Then, something in the yard caught Bobby’s attention. Out between the porch and the barn, on the gravel drive, a large rat was slinking along doing rat business as if he didn’t care who or what saw him.
“Who is that, Horatio?”
“That, dearest Robert, is Whitewhiskers Billy. He’s an evil, egg-sucking rat.”
“So, that’s Whitewhiskers Billy, is it?”
“Why would that rat be Whitewhiskers Billy?” asked Grandpa as Bobby realized that Grandpa Butch had suddenly appeared at the doorway between the porch and the house.
“Did you hear Horatio call him that?” asked Bobby.
“No, I heard you say it,” said Grandpa.
“Oh. So, why is he called Whitewhiskers Billy?
“Because his whiskers smell white. He eats chicken droppings. It makes them sort of bleached white,” said Horatio.
“Because his whiskers smell white,” said Bobby.
“Smell white? Horatio tell you that?”
“Yes, of course.”
“Well, I think we should put some rat poison out, maybe in the barn and under the hen house..” said Grandpa. “That will give old Whitewhiskers Bill something to think about.”
“Will that kill him?” Bobby asked.
“It should. But we will have to be careful that the dog and the stupid turkens don’t get into it. We would hate to lose any of them by being less than careful.”
Bobby nodded wide-eyed. He certainly didn’t want Horatio to get poisoned. Of course, if it got a turken or two, he wouldn’t be too upset.
“I need to check the flyer I got from the hardware store in Clarion. I think I remember a sale on a good poison to put in the barn.” Grandpa left the porch again too.
As Bobby continued to sit in the warm, yellow sunshine with Horatio, he began noticing his bare white legs, how girlish they looked in the sunlight.
“Can you tell if Blueberry is a girl or a boy by smell?”
“She definitely smells girlish. No boy smell. No boy pee. Lots of girly flower smells.”
“I have always believed she is a girl.”
“Yes, and you kinda like her too. It’s a shame she already has a boyfriend.”
“You know I can tell how you feel about her by the scent of romance whenever you’re around her. And I know that whatever gender-irregularities she may have, you are convinced that she must be a girl. Remember, I will always know what you are thinking because…”
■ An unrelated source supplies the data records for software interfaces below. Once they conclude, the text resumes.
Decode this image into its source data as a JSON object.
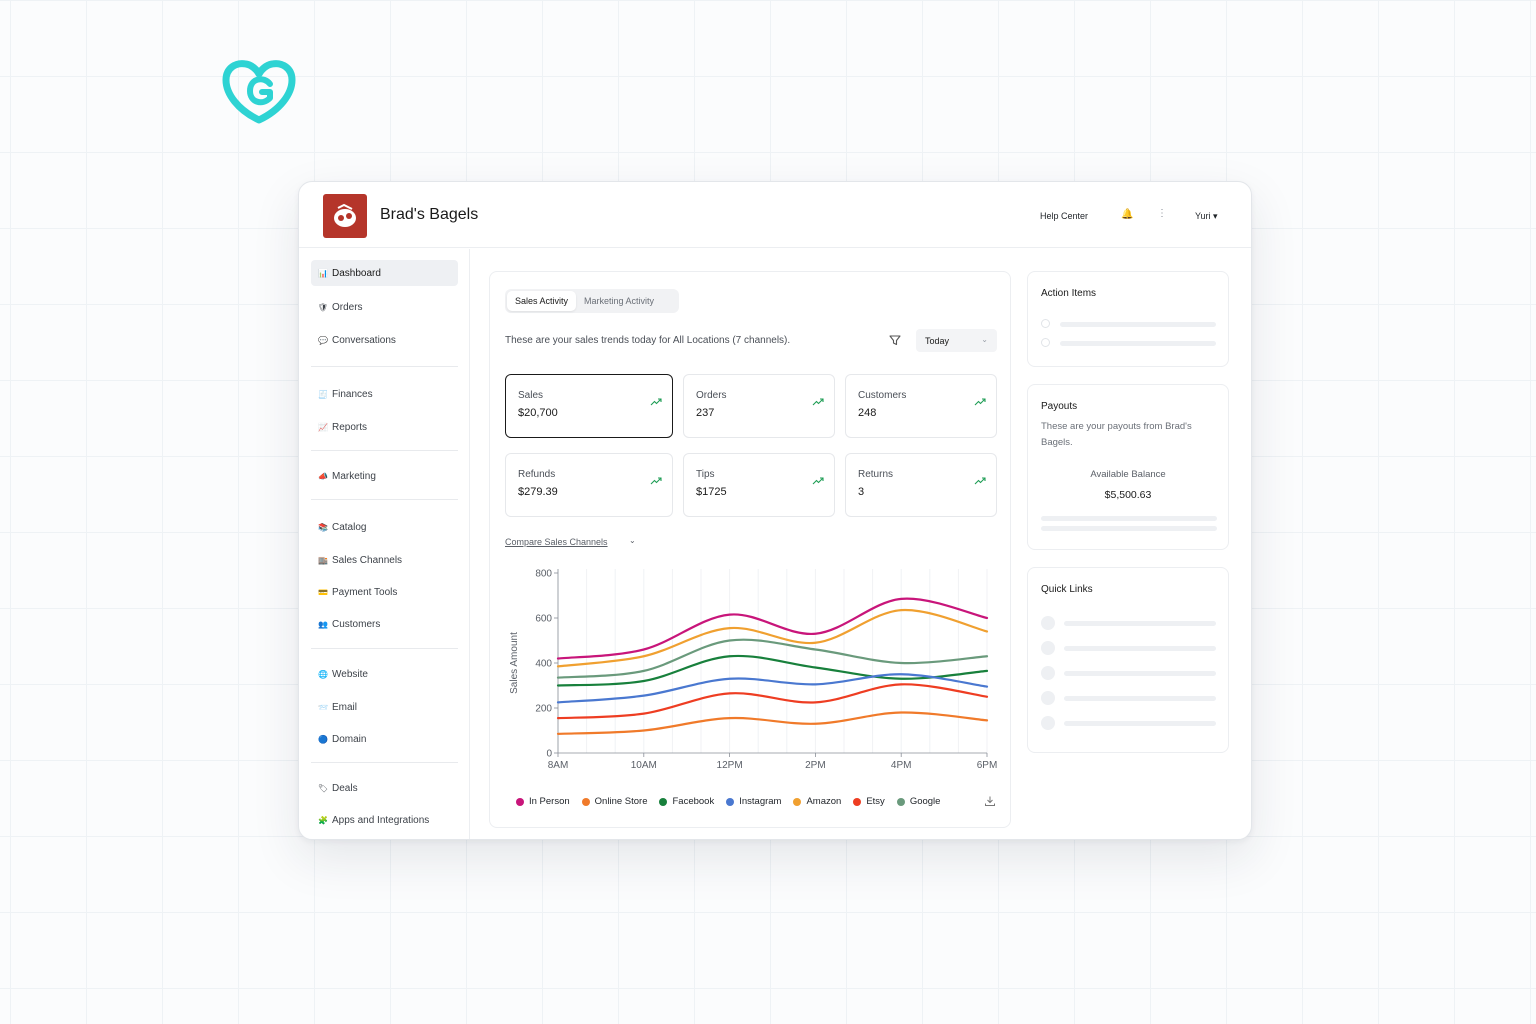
{
  "header": {
    "store_name": "Brad's Bagels",
    "help_center": "Help Center",
    "user": "Yuri ▾"
  },
  "sidebar": {
    "items": [
      {
        "label": "Dashboard",
        "icon": "📊",
        "icon_name": "bar-chart-icon",
        "active": true
      },
      {
        "label": "Orders",
        "icon": "🛡",
        "icon_name": "orders-icon"
      },
      {
        "label": "Conversations",
        "icon": "💬",
        "icon_name": "chat-bubble-icon"
      },
      {
        "label": "Finances",
        "icon": "🧾",
        "icon_name": "finances-icon"
      },
      {
        "label": "Reports",
        "icon": "📈",
        "icon_name": "line-chart-icon"
      },
      {
        "label": "Marketing",
        "icon": "📣",
        "icon_name": "megaphone-icon"
      },
      {
        "label": "Catalog",
        "icon": "📚",
        "icon_name": "catalog-icon"
      },
      {
        "label": "Sales Channels",
        "icon": "🏬",
        "icon_name": "store-icon"
      },
      {
        "label": "Payment Tools",
        "icon": "💳",
        "icon_name": "credit-card-icon"
      },
      {
        "label": "Customers",
        "icon": "👥",
        "icon_name": "people-icon"
      },
      {
        "label": "Website",
        "icon": "🌐",
        "icon_name": "globe-icon"
      },
      {
        "label": "Email",
        "icon": "📨",
        "icon_name": "envelope-icon"
      },
      {
        "label": "Domain",
        "icon": "🔵",
        "icon_name": "domain-icon"
      },
      {
        "label": "Deals",
        "icon": "🏷",
        "icon_name": "tag-icon"
      },
      {
        "label": "Apps and Integrations",
        "icon": "🧩",
        "icon_name": "puzzle-icon"
      }
    ]
  },
  "main": {
    "tabs": [
      "Sales Activity",
      "Marketing Activity"
    ],
    "trend_text": "These are your sales trends today for All Locations (7 channels).",
    "date_filter": "Today",
    "stats": [
      {
        "label": "Sales",
        "value": "$20,700"
      },
      {
        "label": "Orders",
        "value": "237"
      },
      {
        "label": "Customers",
        "value": "248"
      },
      {
        "label": "Refunds",
        "value": "$279.39"
      },
      {
        "label": "Tips",
        "value": "$1725"
      },
      {
        "label": "Returns",
        "value": "3"
      }
    ],
    "compare_link": "Compare Sales Channels"
  },
  "chart_data": {
    "type": "line",
    "ylabel": "Sales Amount",
    "xlabel": "",
    "ylim": [
      0,
      800
    ],
    "yticks": [
      0,
      200,
      400,
      600,
      800
    ],
    "categories": [
      "8AM",
      "10AM",
      "12PM",
      "2PM",
      "4PM",
      "6PM"
    ],
    "grid": true,
    "legend_position": "bottom",
    "series": [
      {
        "name": "In Person",
        "color": "#c8157a",
        "values": [
          420,
          460,
          615,
          530,
          685,
          600
        ]
      },
      {
        "name": "Online Store",
        "color": "#f07a2a",
        "values": [
          85,
          100,
          155,
          130,
          180,
          145
        ]
      },
      {
        "name": "Facebook",
        "color": "#18803c",
        "values": [
          300,
          320,
          430,
          380,
          330,
          365
        ]
      },
      {
        "name": "Instagram",
        "color": "#4a78d0",
        "values": [
          225,
          255,
          330,
          305,
          350,
          295
        ]
      },
      {
        "name": "Amazon",
        "color": "#f0a030",
        "values": [
          385,
          430,
          555,
          490,
          635,
          540
        ]
      },
      {
        "name": "Etsy",
        "color": "#ee3d22",
        "values": [
          155,
          175,
          265,
          225,
          305,
          250
        ]
      },
      {
        "name": "Google",
        "color": "#6a9a7c",
        "values": [
          335,
          365,
          500,
          460,
          400,
          430
        ]
      }
    ]
  },
  "action_items": {
    "title": "Action Items"
  },
  "payouts": {
    "title": "Payouts",
    "description": "These are your payouts from Brad's Bagels.",
    "balance_label": "Available Balance",
    "balance_value": "$5,500.63"
  },
  "quick_links": {
    "title": "Quick Links"
  },
  "colors": {
    "brand": "#2ed3d3",
    "store_logo": "#b5352a",
    "trend_up": "#1f9d55"
  }
}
“Because you are the world’s greatest dog-detective with your all-knowing sniffer.”
“See there? You are a lot smarter than you let people think you are. And you are a great imaginer too.”